#### Task instructions
Write out every record below exactly as it appears.

#### Data provided
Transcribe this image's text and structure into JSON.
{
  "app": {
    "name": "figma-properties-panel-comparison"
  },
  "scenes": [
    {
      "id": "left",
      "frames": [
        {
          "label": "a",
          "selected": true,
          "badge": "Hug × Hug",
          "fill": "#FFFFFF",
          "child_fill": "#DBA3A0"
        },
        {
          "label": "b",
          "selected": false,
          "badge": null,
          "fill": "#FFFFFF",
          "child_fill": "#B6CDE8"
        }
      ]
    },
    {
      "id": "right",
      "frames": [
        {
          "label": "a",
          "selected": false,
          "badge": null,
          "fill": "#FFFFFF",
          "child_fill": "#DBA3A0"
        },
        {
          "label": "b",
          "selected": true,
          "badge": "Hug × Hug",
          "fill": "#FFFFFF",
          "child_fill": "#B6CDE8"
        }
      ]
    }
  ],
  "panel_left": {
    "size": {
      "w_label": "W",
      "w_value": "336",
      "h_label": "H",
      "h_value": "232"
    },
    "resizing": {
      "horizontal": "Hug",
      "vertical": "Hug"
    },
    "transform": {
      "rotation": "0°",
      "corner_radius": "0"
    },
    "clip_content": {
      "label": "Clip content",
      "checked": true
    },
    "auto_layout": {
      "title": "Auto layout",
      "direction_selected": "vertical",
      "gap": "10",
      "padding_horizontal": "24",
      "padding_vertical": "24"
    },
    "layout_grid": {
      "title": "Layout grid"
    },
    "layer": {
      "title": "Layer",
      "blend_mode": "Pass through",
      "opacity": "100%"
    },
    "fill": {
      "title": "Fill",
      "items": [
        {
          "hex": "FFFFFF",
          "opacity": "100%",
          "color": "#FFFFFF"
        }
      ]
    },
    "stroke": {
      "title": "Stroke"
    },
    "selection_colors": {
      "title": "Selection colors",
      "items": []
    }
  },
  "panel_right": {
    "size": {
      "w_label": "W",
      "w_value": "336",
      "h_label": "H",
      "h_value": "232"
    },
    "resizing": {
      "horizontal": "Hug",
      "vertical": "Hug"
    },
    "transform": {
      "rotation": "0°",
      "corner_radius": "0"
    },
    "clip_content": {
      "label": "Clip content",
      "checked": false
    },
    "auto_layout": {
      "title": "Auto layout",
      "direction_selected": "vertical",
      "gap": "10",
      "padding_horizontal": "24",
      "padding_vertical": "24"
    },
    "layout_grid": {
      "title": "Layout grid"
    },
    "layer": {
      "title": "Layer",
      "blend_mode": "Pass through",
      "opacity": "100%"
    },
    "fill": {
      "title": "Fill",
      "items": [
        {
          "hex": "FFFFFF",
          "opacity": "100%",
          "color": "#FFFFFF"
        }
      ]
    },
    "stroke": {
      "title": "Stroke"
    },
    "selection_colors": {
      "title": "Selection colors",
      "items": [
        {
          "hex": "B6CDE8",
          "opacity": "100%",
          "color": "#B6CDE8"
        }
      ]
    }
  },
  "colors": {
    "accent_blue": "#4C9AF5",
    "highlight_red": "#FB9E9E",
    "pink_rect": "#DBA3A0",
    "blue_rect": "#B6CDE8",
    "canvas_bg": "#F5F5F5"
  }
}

#### Answer
Transcribe this image's text and structure into JSON.
{
  "app": {
    "name": "figma-properties-panel-comparison"
  },
  "scenes": [
    {
      "id": "left",
      "frames": [
        {
          "label": "a",
          "selected": true,
          "badge": "Hug × Hug",
          "fill": "#FFFFFF",
          "child_fill": "#DBA3A0"
        },
        {
          "label": "b",
          "selected": false,
          "badge": null,
          "fill": "#FFFFFF",
          "child_fill": "#B6CDE8"
        }
      ]
    },
    {
      "id": "right",
      "frames": [
        {
          "label": "a",
          "selected": false,
          "badge": null,
          "fill": "#FFFFFF",
          "child_fill": "#DBA3A0"
        },
        {
          "label": "b",
          "selected": true,
          "badge": "Hug × Hug",
          "fill": "#FFFFFF",
          "child_fill": "#B6CDE8"
        }
      ]
    }
  ],
  "panel_left": {
    "size": {
      "w_label": "W",
      "w_value": "336",
      "h_label": "H",
      "h_value": "232"
    },
    "resizing": {
      "horizontal": "Hug",
      "vertical": "Hug"
    },
    "transform": {
      "rotation": "0°",
      "corner_radius": "0"
    },
    "clip_content": {
      "label": "Clip content",
      "checked": true
    },
    "auto_layout": {
      "title": "Auto layout",
      "direction_selected": "vertical",
      "gap": "10",
      "padding_horizontal": "24",
      "padding_vertical": "24"
    },
    "layout_grid": {
      "title": "Layout grid"
    },
    "layer": {
      "title": "Layer",
      "blend_mode": "Pass through",
      "opacity": "100%"
    },
    "fill": {
      "title": "Fill",
      "items": [
        {
          "hex": "FFFFFF",
          "opacity": "100%",
          "color": "#FFFFFF"
        }
      ]
    },
    "stroke": {
      "title": "Stroke"
    },
    "selection_colors": {
      "title": "Selection colors",
      "items": []
    }
  },
  "panel_right": {
    "size": {
      "w_label": "W",
      "w_value": "336",
      "h_label": "H",
      "h_value": "232"
    },
    "resizing": {
      "horizontal": "Hug",
      "vertical": "Hug"
    },
    "transform": {
      "rotation": "0°",
      "corner_radius": "0"
    },
    "clip_content": {
      "label": "Clip content",
      "checked": false
    },
    "auto_layout": {
      "title": "Auto layout",
      "direction_selected": "vertical",
      "gap": "10",
      "padding_horizontal": "24",
      "padding_vertical": "24"
    },
    "layout_grid": {
      "title": "Layout grid"
    },
    "layer": {
      "title": "Layer",
      "blend_mode": "Pass through",
      "opacity": "100%"
    },
    "fill": {
      "title": "Fill",
      "items": [
        {
          "hex": "FFFFFF",
          "opacity": "100%",
          "color": "#FFFFFF"
        }
      ]
    },
    "stroke": {
      "title": "Stroke"
    },
    "selection_colors": {
      "title": "Selection colors",
      "items": [
        {
          "hex": "B6CDE8",
          "opacity": "100%",
          "color": "#B6CDE8"
        }
      ]
    }
  },
  "colors": {
    "accent_blue": "#4C9AF5",
    "highlight_red": "#FB9E9E",
    "pink_rect": "#DBA3A0",
    "blue_rect": "#B6CDE8",
    "canvas_bg": "#F5F5F5"
  }
}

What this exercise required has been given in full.